It’s in this serious vein that I offer a few issues that will be the focus of attention for the Boulder Chamber in the upcoming election:
Economic Vitality: It took a pandemic to make some in our community fully aware of the fragility of our economic vitality, something they otherwise take for granted. Library closures and reduced infrastructure spending are among the consequences we face when our economy slows and sales tax revenue drops. The Boulder Chamber works very hard to support the success of our local businesses — and to maintain a healthy balance of businesses at all scales, scope and size — with the goal of lifting our collective economic fortunes. We need a strong municipal partner in that work, which is why the shared interest of each City Council candidate in preserving our economic vitality is something we take very seriously.
Residential and Commercial Redevelopment: It’s been said that “density is the new open space.” The concept generally means that we need to match our pride in protecting the open space ring around Boulder with an equally environmentally sensitive and well-planned accommodation of mixed-use infill and redevelopment that facilitates an affordable blend of housing choices, sustainable transportation options, and walkable amenities. The Boulder Chamber also recognizes the contribution this same character of development makes to our economic vitality. We seriously need to know where our City Council candidates stand on this issue.

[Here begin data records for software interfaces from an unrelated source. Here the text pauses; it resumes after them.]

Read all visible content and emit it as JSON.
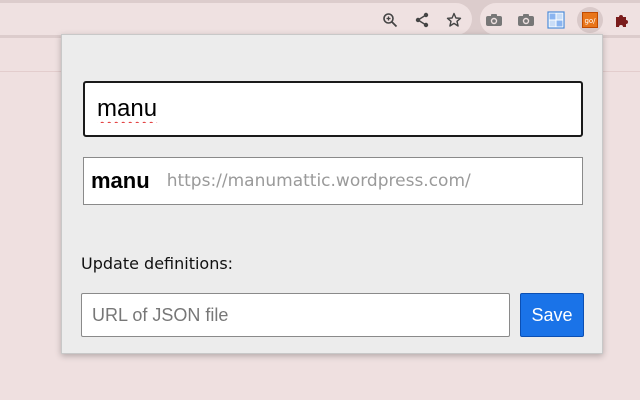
{
  "browser": {
    "toolbar_icons": [
      "zoom-icon",
      "share-icon",
      "bookmark-star-icon"
    ],
    "extension_icons": [
      "camera-icon",
      "camera-icon",
      "grid-icon",
      "golink-icon",
      "puzzle-icon"
    ],
    "golink_badge": "go/"
  },
  "popup": {
    "search_value": "manu",
    "suggestion": {
      "name": "manu",
      "url": "https://manumattic.wordpress.com/"
    },
    "update_label": "Update definitions:",
    "json_placeholder": "URL of JSON file",
    "json_value": "",
    "save_label": "Save"
  },
  "colors": {
    "accent": "#1a73e8",
    "page_background": "#efe0e0",
    "popup_background": "#ececec",
    "suggestion_url": "#9a9a9a"
  }
}
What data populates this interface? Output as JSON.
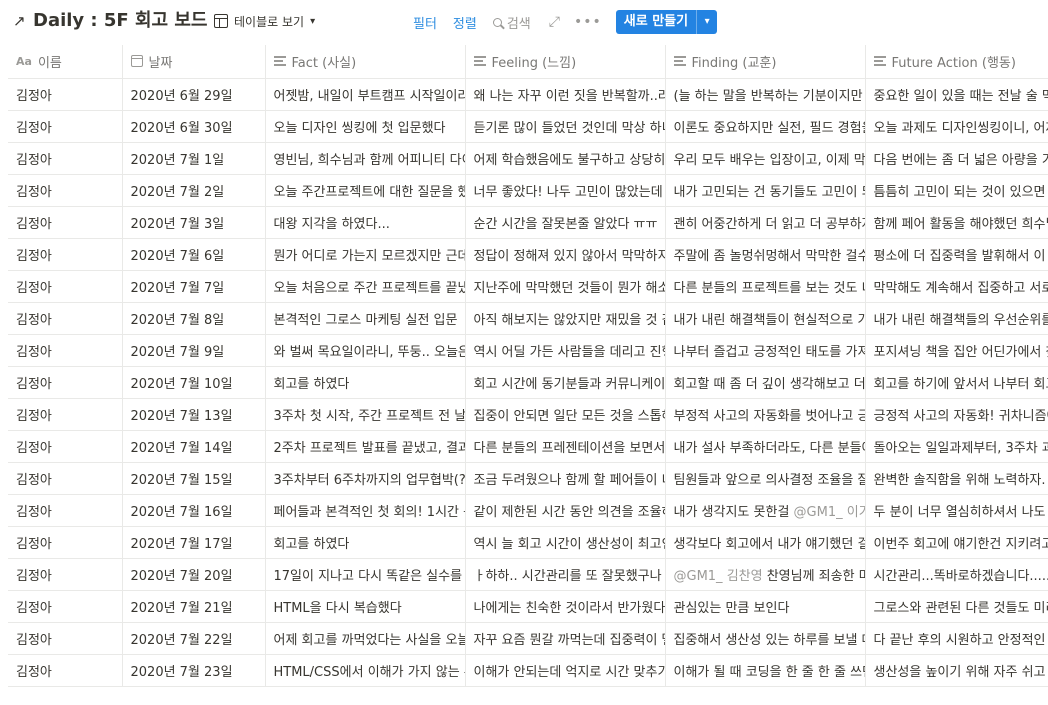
{
  "page": {
    "title_arrow": "↗",
    "title": "Daily : 5F 회고 보드",
    "view_label": "테이블로 보기"
  },
  "toolbar": {
    "filter": "필터",
    "sort": "정렬",
    "search": "검색",
    "new_button": "새로 만들기"
  },
  "icons": {
    "title": "arrow-up-right-icon",
    "view": "table-icon",
    "search": "search-icon",
    "expand": "expand-icon",
    "more": "more-horizontal-icon",
    "caret": "chevron-down-icon"
  },
  "colors": {
    "accent": "#2383e2",
    "link": "#2f8ee0",
    "muted": "#9b9a97",
    "text": "#37352f",
    "border": "#e9e9e7"
  },
  "table": {
    "columns": [
      {
        "label": "이름",
        "icon": "title-property-icon"
      },
      {
        "label": "날짜",
        "icon": "calendar-icon"
      },
      {
        "label": "Fact (사실)",
        "icon": "text-property-icon"
      },
      {
        "label": "Feeling (느낌)",
        "icon": "text-property-icon"
      },
      {
        "label": "Finding (교훈)",
        "icon": "text-property-icon"
      },
      {
        "label": "Future Action (행동)",
        "icon": "text-property-icon"
      }
    ],
    "rows": [
      {
        "name": "김정아",
        "date": "2020년 6월 29일",
        "fact": "어젯밤, 내일이 부트캠프 시작일이라",
        "feeling": "왜 나는 자꾸 이런 짓을 반복할까..라",
        "finding": "(늘 하는 말을 반복하는 기분이지만",
        "action": "중요한 일이 있을 때는 전날 술 먹"
      },
      {
        "name": "김정아",
        "date": "2020년 6월 30일",
        "fact": "오늘 디자인 씽킹에 첫 입문했다",
        "feeling": "듣기론 많이 들었던 것인데 막상 하니",
        "finding": "이론도 중요하지만 실전, 필드 경험을",
        "action": "오늘 과제도 디자인씽킹이니, 어제"
      },
      {
        "name": "김정아",
        "date": "2020년 7월 1일",
        "fact": "영빈님, 희수님과 함께 어피니티 다이",
        "feeling": "어제 학습했음에도 불구하고 상당히",
        "finding": "우리 모두 배우는 입장이고, 이제 막",
        "action": "다음 번에는 좀 더 넓은 아량을 가"
      },
      {
        "name": "김정아",
        "date": "2020년 7월 2일",
        "fact": "오늘 주간프로젝트에 대한 질문을 했",
        "feeling": "너무 좋았다! 나두 고민이 많았는데",
        "finding": "내가 고민되는 건 동기들도 고민이 되",
        "action": "틈틈히 고민이 되는 것이 있으면 질"
      },
      {
        "name": "김정아",
        "date": "2020년 7월 3일",
        "fact": "대왕 지각을 하였다...",
        "feeling": "순간 시간을 잘못본줄 알았다 ㅠㅠ",
        "finding": "괜히 어중간하게 더 읽고 더 공부하자",
        "action": "함께 페어 활동을 해야했던 희수님"
      },
      {
        "name": "김정아",
        "date": "2020년 7월 6일",
        "fact": "뭔가 어디로 가는지 모르겠지만 근데",
        "feeling": "정답이 정해져 있지 않아서 막막하지",
        "finding": "주말에 좀 놀멍쉬멍해서 막막한 걸수도",
        "action": "평소에 더 집중력을 발휘해서 이 부"
      },
      {
        "name": "김정아",
        "date": "2020년 7월 7일",
        "fact": "오늘 처음으로 주간 프로젝트를 끝냈",
        "feeling": "지난주에 막막했던 것들이 뭔가 해소",
        "finding": "다른 분들의 프로젝트를 보는 것도 너",
        "action": "막막해도 계속해서 집중하고 서로"
      },
      {
        "name": "김정아",
        "date": "2020년 7월 8일",
        "fact": "본격적인 그로스 마케팅 실전 입문",
        "feeling": "아직 해보지는 않았지만 재밌을 것 같",
        "finding": "내가 내린 해결책들이 현실적으로 가",
        "action": "내가 내린 해결책들의 우선순위를"
      },
      {
        "name": "김정아",
        "date": "2020년 7월 9일",
        "fact": "와 벌써 목요일이라니, 뚜둥.. 오늘은",
        "feeling": "역시 어딜 가든 사람들을 데리고 진행",
        "finding": "나부터 즐겁고 긍정적인 태도를 가져",
        "action": "포지셔닝 책을 집안 어딘가에서 찾"
      },
      {
        "name": "김정아",
        "date": "2020년 7월 10일",
        "fact": "회고를 하였다",
        "feeling": "회고 시간에 동기분들과 커뮤니케이션",
        "finding": "회고할 때 좀 더 깊이 생각해보고 더",
        "action": "회고를 하기에 앞서서 나부터 회고"
      },
      {
        "name": "김정아",
        "date": "2020년 7월 13일",
        "fact": "3주차 첫 시작, 주간 프로젝트 전 날",
        "feeling": "집중이 안되면 일단 모든 것을 스톱해",
        "finding": "부정적 사고의 자동화를 벗어나고 긍",
        "action": "긍정적 사고의 자동화! 귀차니즘에"
      },
      {
        "name": "김정아",
        "date": "2020년 7월 14일",
        "fact": "2주차 프로젝트 발표를 끝냈고, 결과",
        "feeling": "다른 분들의 프레젠테이션을 보면서",
        "finding": "내가 설사 부족하더라도, 다른 분들에",
        "action": "돌아오는 일일과제부터, 3주차 과"
      },
      {
        "name": "김정아",
        "date": "2020년 7월 15일",
        "fact": "3주차부터 6주차까지의 업무협박(?)",
        "feeling": "조금 두려웠으나 함께 할 페어들이 너",
        "finding": "팀원들과 앞으로 의사결정 조율을 잘",
        "action": "완벽한 솔직함을 위해 노력하자."
      },
      {
        "name": "김정아",
        "date": "2020년 7월 16일",
        "fact": "페어들과 본격적인 첫 회의! 1시간 동",
        "feeling": "같이 제한된 시간 동안 의견을 조율하",
        "finding": "내가 생각지도 못한걸 ",
        "finding_mention": "@GM1_ 이가",
        "action": "두 분이 너무 열심히하셔서 나도 긴"
      },
      {
        "name": "김정아",
        "date": "2020년 7월 17일",
        "fact": "회고를 하였다",
        "feeling": "역시 늘 회고 시간이 생산성이 최고인",
        "finding": "생각보다 회고에서 내가 얘기했던 걸",
        "action": "이번주 회고에 얘기한건 지키려고"
      },
      {
        "name": "김정아",
        "date": "2020년 7월 20일",
        "fact": "17일이 지나고 다시 똑같은 실수를",
        "feeling": "ㅏ하하.. 시간관리를 또 잘못했구나",
        "finding": "",
        "finding_mention": "@GM1_ 김찬영",
        "finding_after": " 찬영님께 죄송한 마",
        "action": "시간관리...똑바로하겠습니다....."
      },
      {
        "name": "김정아",
        "date": "2020년 7월 21일",
        "fact": "HTML을 다시 복습했다",
        "feeling": "나에게는 친숙한 것이라서 반가웠다",
        "finding": "관심있는 만큼 보인다",
        "action": "그로스와 관련된 다른 것들도 미리"
      },
      {
        "name": "김정아",
        "date": "2020년 7월 22일",
        "fact": "어제 회고를 까먹었다는 사실을 오늘",
        "feeling": "자꾸 요즘 뭔갈 까먹는데 집중력이 떨",
        "finding": "집중해서 생산성 있는 하루를 보낼 때",
        "action": "다 끝난 후의 시원하고 안정적인 기"
      },
      {
        "name": "김정아",
        "date": "2020년 7월 23일",
        "fact": "HTML/CSS에서 이해가 가지 않는 부",
        "feeling": "이해가 안되는데 억지로 시간 맞추기",
        "finding": "이해가 될 때 코딩을 한 줄 한 줄 쓰던",
        "action": "생산성을 높이기 위해 자주 쉬고"
      }
    ]
  }
}
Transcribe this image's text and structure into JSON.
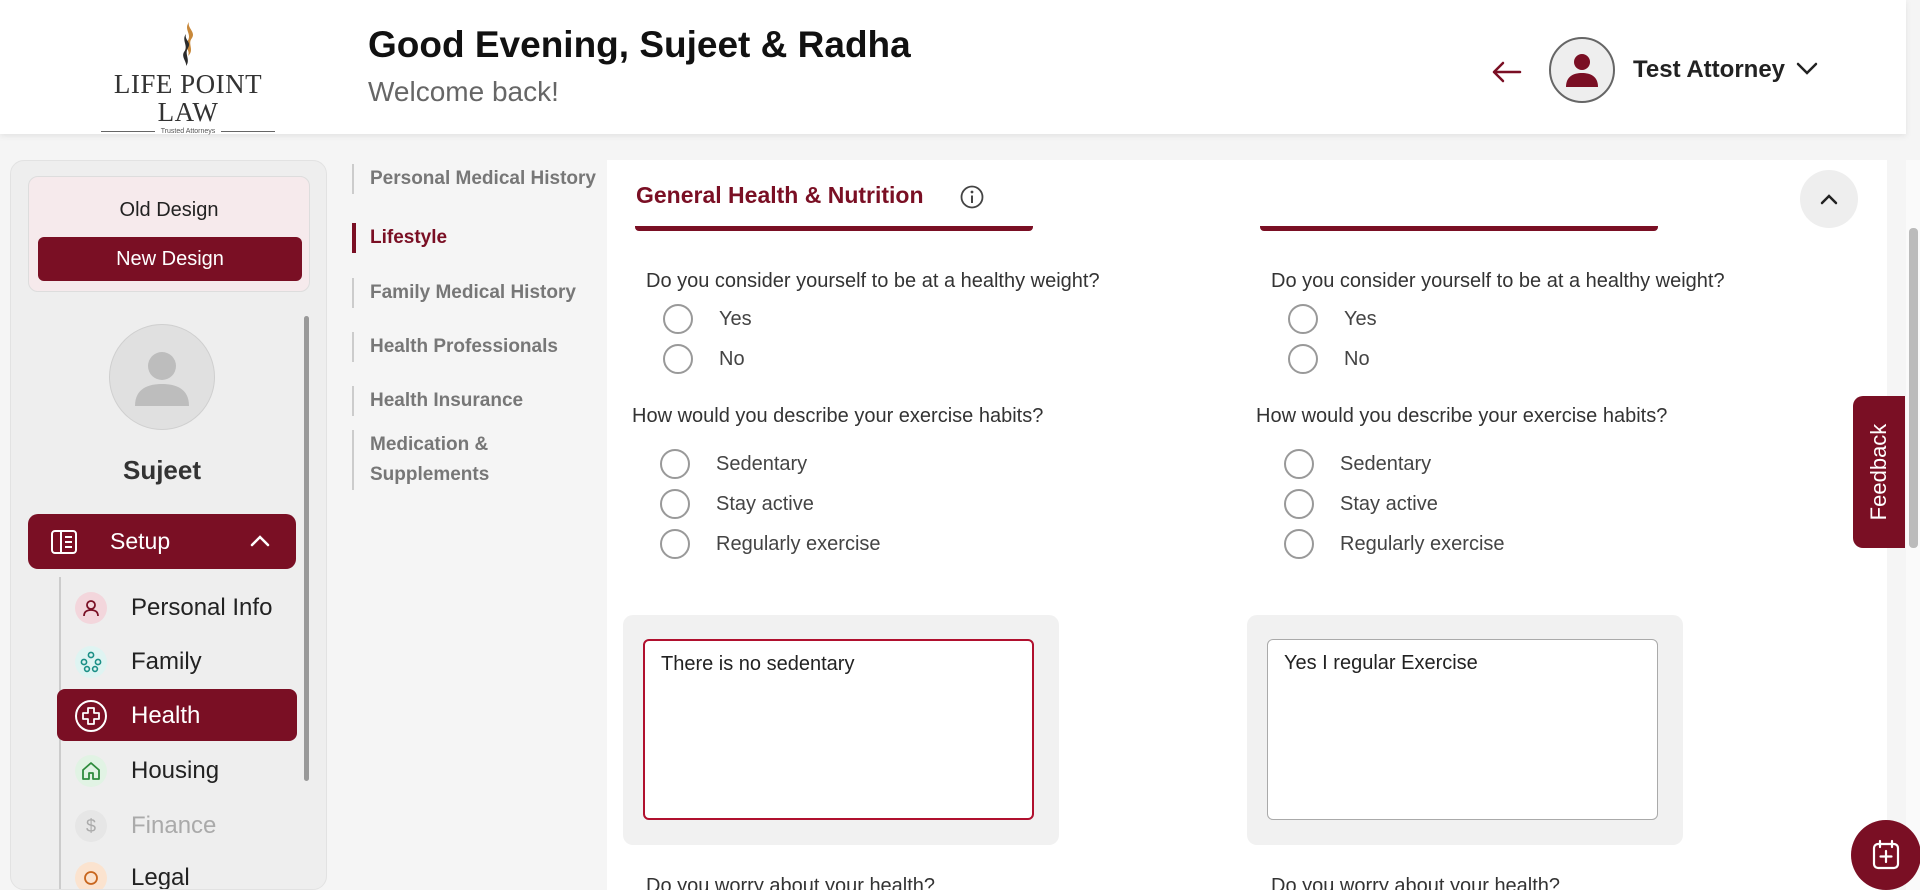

Outdoor Encampments and Crime: Two pressing community issues that have become conflated over the past few years are concerns about outdoor encampments in public facilities and rising criminal behavior. While I will not debate here the correlation between these concerns, it’s very clear they will animate the 2021 City Council election. Phrases like, “safety first” and “defund the police,” have come to define the gulf that has emerged between the different public policy camps. The Boulder Chamber believes the solution lies in both enforcement of our prohibitions against camping in public spaces and other criminal behavior, while being open to support innovative programs that avoid direct police engagement. We’re seriously interested to know how each City Council candidate proposes to tackle these issues.
There are other issues the Boulder Chamber will prioritize as important to business and economic interests during this election. Where the City Council candidates stand on those issues will tell a lot about how they will govern if sitting at the council dais. That is why we embrace our public education responsibilities, including the report card I mentioned earlier and the City Council candidate forum we’re hosting on Aug. 25 in partnership with a wide spectrum of local civic organizations. We urge you to attend the candidate forum and look for our report card on the Boulder Chamber website.
Most important, it’s critical that we all get serious during this silly season and educate ourselves on the City Council candidates. The policy direction our community takes lies in the hands of those you vote to elect on Nov. 2. That is serious stuff and demands your serious attention, seriously!
John Tayer is president and CEO of the Boulder Chamber of Commerce. He can be reached at 303-442-1044, ext 110 or firstname.lastname@example.org.